TASK DETAILS:
Locate each line below that includes "button" and reproduce it.

::::

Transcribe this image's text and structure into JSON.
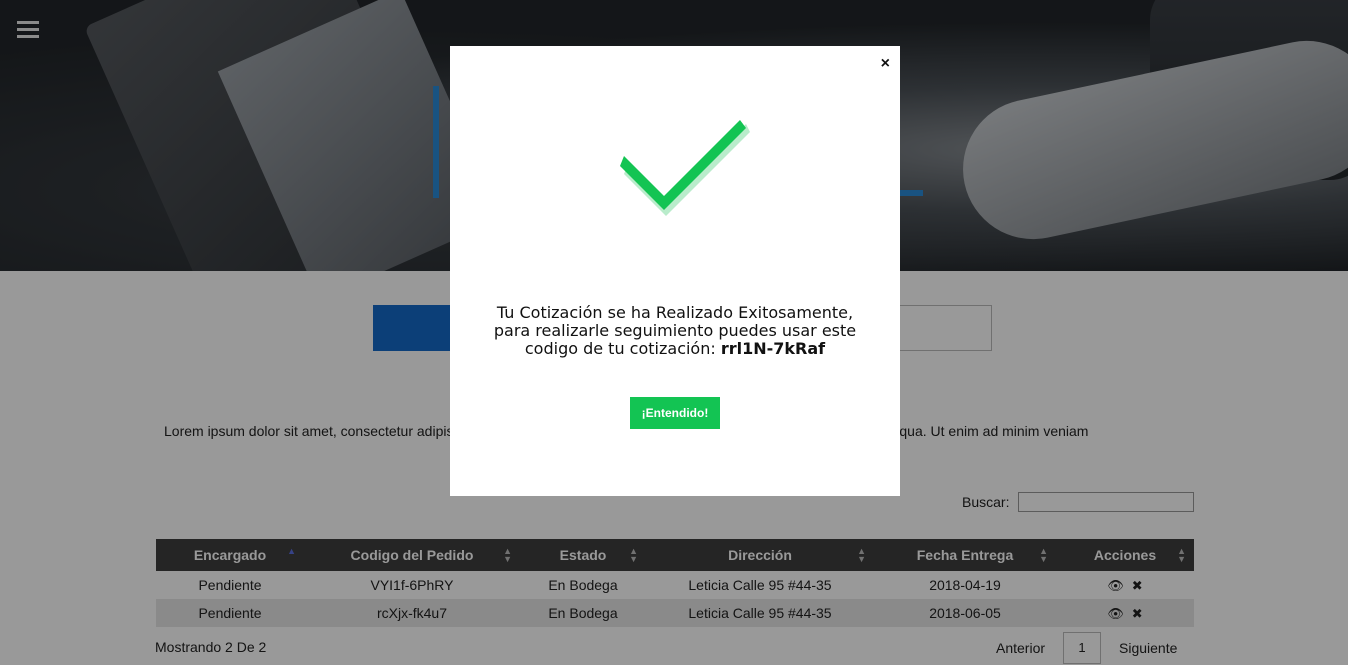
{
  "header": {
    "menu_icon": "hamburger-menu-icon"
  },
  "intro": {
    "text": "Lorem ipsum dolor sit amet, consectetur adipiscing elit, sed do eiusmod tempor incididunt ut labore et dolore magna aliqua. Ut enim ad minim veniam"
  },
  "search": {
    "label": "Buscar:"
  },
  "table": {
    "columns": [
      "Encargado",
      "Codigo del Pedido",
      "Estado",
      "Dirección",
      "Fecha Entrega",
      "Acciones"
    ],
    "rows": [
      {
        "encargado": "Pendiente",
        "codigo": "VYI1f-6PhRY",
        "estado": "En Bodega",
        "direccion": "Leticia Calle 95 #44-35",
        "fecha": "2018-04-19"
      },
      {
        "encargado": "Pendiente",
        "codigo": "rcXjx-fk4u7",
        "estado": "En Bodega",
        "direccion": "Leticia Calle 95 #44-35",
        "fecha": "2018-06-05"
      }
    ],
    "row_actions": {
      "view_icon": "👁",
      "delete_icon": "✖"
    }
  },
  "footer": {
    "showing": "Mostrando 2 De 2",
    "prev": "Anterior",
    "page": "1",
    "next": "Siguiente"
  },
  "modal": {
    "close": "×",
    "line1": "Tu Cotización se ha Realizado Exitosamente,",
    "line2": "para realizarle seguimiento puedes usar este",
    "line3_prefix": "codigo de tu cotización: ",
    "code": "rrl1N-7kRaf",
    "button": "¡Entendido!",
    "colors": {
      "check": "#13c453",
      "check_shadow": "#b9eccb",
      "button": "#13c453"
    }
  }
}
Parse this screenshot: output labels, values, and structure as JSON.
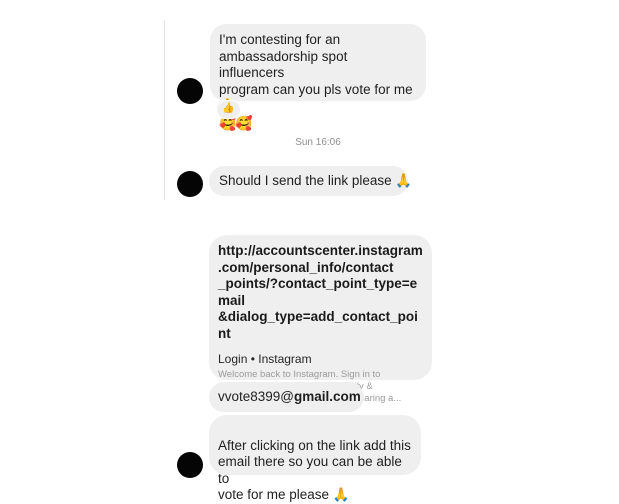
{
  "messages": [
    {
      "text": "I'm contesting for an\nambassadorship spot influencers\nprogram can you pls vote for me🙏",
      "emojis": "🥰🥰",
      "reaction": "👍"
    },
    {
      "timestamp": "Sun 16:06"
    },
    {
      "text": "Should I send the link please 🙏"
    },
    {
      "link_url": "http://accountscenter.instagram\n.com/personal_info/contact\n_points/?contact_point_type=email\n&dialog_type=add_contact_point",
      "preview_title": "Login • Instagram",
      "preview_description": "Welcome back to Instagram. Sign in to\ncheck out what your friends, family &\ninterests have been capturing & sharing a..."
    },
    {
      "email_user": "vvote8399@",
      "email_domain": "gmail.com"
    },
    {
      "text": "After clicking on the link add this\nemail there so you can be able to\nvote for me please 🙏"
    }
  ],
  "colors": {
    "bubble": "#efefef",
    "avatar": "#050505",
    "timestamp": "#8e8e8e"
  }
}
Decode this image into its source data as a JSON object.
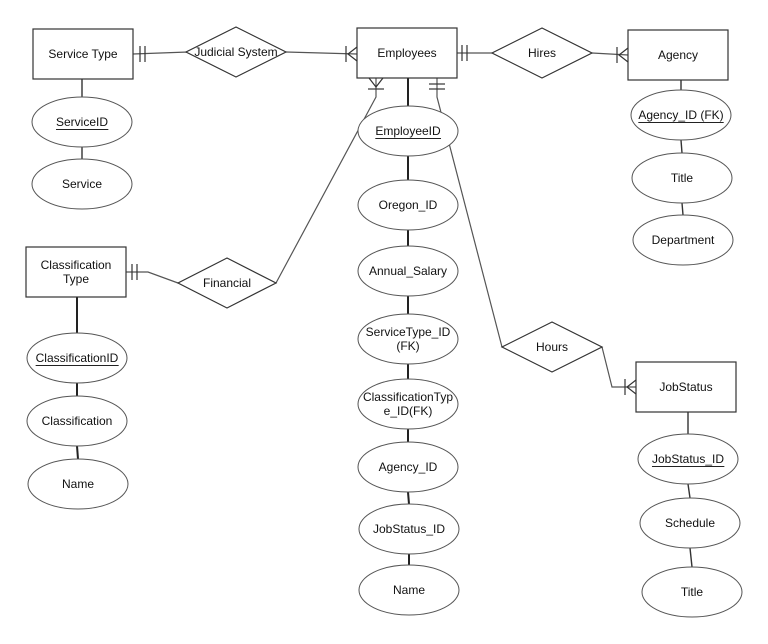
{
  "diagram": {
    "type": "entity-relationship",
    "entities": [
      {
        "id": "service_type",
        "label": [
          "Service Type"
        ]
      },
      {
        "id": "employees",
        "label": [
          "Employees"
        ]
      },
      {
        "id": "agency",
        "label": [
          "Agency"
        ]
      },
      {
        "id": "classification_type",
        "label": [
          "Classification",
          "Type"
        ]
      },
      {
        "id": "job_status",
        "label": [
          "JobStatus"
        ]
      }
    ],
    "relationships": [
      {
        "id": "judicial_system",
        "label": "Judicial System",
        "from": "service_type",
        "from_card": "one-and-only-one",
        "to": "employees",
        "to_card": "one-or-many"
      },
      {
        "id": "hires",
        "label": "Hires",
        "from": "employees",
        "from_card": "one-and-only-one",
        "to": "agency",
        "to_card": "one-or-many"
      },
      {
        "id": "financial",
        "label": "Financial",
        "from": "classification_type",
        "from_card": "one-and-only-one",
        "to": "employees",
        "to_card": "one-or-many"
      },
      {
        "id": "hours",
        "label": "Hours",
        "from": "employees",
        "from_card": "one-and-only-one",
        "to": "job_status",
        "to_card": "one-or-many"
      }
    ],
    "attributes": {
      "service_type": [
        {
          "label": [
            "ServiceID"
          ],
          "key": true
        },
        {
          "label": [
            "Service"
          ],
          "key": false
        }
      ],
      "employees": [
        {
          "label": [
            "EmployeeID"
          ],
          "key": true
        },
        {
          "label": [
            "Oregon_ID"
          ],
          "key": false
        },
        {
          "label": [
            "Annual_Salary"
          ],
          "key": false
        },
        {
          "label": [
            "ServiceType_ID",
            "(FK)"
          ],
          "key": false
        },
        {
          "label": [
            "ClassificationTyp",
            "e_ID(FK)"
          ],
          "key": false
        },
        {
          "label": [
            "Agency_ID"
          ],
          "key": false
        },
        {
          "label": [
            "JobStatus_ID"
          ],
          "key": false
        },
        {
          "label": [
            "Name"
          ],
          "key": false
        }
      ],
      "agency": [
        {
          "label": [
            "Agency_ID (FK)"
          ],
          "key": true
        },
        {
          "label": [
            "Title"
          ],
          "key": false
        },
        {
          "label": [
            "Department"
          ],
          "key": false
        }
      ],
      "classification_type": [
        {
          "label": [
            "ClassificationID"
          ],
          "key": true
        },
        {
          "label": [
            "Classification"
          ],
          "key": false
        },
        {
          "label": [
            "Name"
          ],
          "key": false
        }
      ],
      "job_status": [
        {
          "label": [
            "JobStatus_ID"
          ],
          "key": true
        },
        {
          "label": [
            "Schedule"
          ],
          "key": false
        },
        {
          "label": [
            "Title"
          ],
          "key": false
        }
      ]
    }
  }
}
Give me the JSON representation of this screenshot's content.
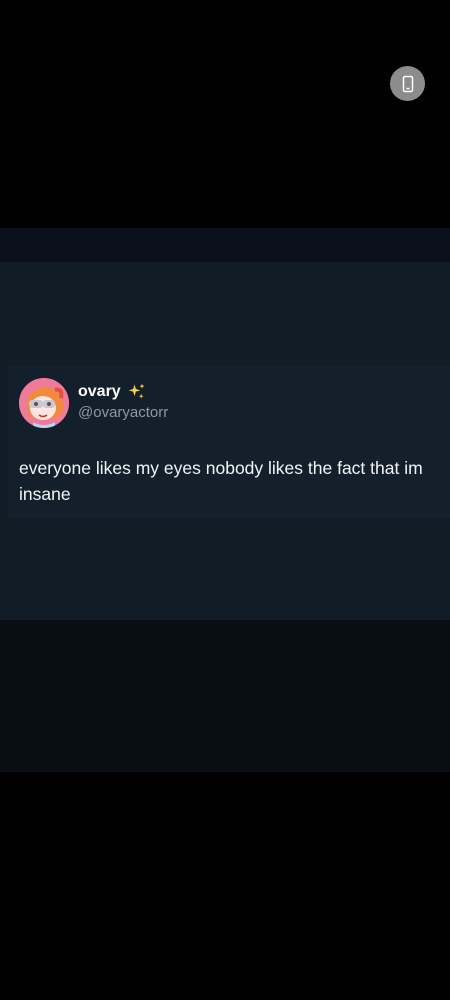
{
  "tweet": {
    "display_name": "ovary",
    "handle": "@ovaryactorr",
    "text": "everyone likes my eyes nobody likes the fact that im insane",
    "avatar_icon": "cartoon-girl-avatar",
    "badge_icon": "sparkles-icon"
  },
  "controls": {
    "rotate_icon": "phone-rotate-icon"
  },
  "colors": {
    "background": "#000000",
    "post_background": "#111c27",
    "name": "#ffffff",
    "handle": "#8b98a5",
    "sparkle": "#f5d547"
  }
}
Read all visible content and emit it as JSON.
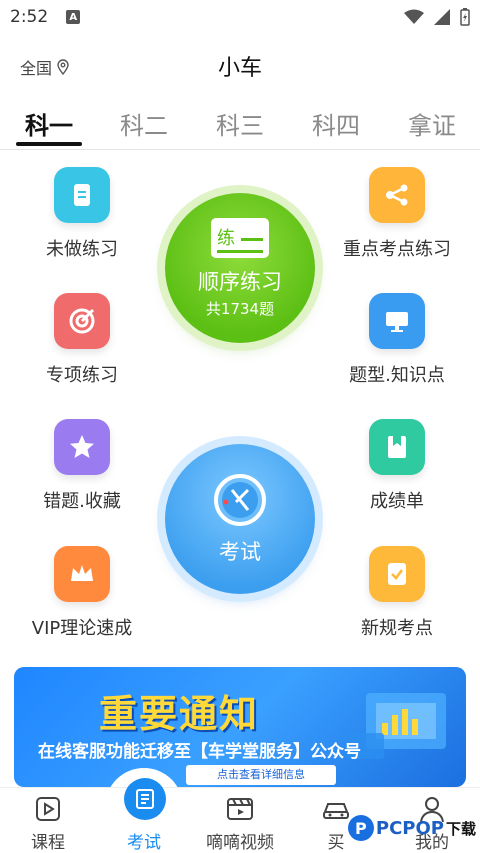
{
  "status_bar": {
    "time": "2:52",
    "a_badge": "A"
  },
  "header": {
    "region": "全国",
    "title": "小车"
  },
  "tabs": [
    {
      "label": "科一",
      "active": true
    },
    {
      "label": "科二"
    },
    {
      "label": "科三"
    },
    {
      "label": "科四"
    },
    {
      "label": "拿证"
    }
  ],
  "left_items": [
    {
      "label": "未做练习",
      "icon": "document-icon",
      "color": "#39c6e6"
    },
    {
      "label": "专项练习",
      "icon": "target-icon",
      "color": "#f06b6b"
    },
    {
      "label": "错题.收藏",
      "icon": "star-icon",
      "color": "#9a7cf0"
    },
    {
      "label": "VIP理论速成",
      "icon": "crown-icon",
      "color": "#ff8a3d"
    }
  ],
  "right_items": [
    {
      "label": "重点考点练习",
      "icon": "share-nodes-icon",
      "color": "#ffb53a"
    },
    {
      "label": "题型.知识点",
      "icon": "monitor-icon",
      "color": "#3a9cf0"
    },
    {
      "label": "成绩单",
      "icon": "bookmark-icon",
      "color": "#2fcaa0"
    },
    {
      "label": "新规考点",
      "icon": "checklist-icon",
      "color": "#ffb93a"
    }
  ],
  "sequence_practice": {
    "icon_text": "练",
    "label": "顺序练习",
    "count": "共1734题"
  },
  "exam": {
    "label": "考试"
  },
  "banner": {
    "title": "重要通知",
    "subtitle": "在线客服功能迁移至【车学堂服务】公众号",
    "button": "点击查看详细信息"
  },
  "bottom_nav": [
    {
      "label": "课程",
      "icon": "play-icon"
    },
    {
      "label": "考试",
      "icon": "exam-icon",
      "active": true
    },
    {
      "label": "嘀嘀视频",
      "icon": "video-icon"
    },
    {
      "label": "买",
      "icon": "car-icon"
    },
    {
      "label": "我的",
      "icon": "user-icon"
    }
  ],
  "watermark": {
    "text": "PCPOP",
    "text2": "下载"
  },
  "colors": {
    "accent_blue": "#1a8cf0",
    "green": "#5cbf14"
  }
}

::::

REPLY TO THE TASK:
    "button": "¡Entendido!",
      "button": "#13c453"
    "button": "点击查看详细信息"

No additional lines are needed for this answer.